In addition, the ‘Startup Institute’ within the Business School, the first of its kind in Korea, is running a program that discovers outstanding student-entrepreneurs and supports them in the development of their startups. The Startup Institute selects companies to which it grants occupancy each semester through ‘Startup Express’, which is a competitive startup exhibition. To each of the companies that are selected after a cutthroat competition, with the odds of selection at ten to one, the Institute provides operating expenses of up to five million won, a startup training space in the Iljin Center for Startup Incubation on the second floor of the Business School, and an education program run by the Seung Myung-Ho Center for Entrepreneurship Education for Young Adult Entrepreneurs, through which prospective entrepreneurs can obtain practical support. Also, ‘CHOO CHOO DAY’ is hosted twice a year, at which students can introduce fully-formed business models to interested investors such as Accelerators, Angel Investors, and Venture Capitalists, who support startups in making the leap to the next level.
In addition to startup research, ‘π-Ville’, the KU village or mini-campus for pioneering entrepreneurs and others, provides space not only to startups, but also to students who want to create new knowledge in various areas such as culture, art and performance, or to participate in volunteer activities, so that they learn the skills necessary for pioneering activities. Professors at KU as well as entrepreneurs and businesspeople from various fields are invited to provide mentoring programs, and consultations regarding investment, patents, accounting, and law is also provided in order to reduce the difficulties that young entrepreneurs often encounter in the early stages of a startup. Moreover, the Crimson Start-up Support Foundation is continuing its efforts to expand the startup culture among KU students by frequently hosting startup courses such as Campus CEO, and holding special lectures on actual startups, startup brownbag meetings, startup competitions.
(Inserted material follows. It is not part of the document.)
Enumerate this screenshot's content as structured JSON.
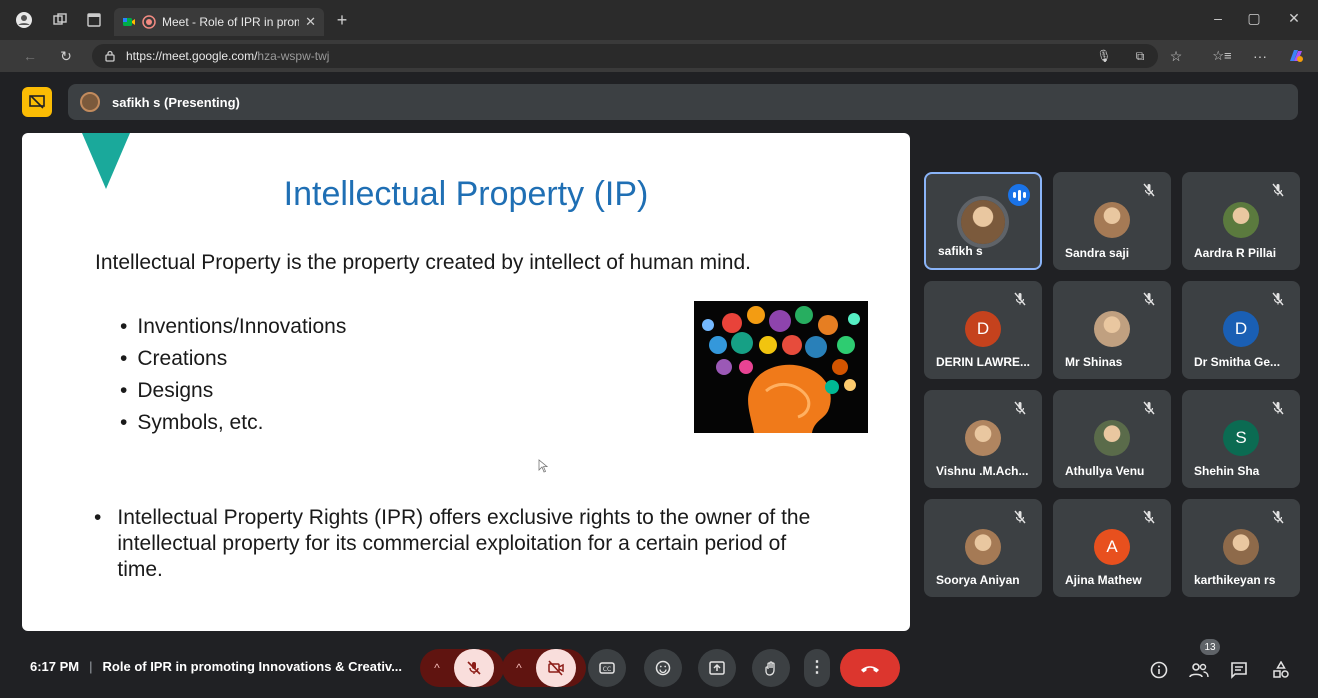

It also provides production support for trial products, and startup mentoring services. Also, various startup-related services, such as the Start-up Leader Program, support for startup discovery, and training for the companies selected for occupancy, are being run.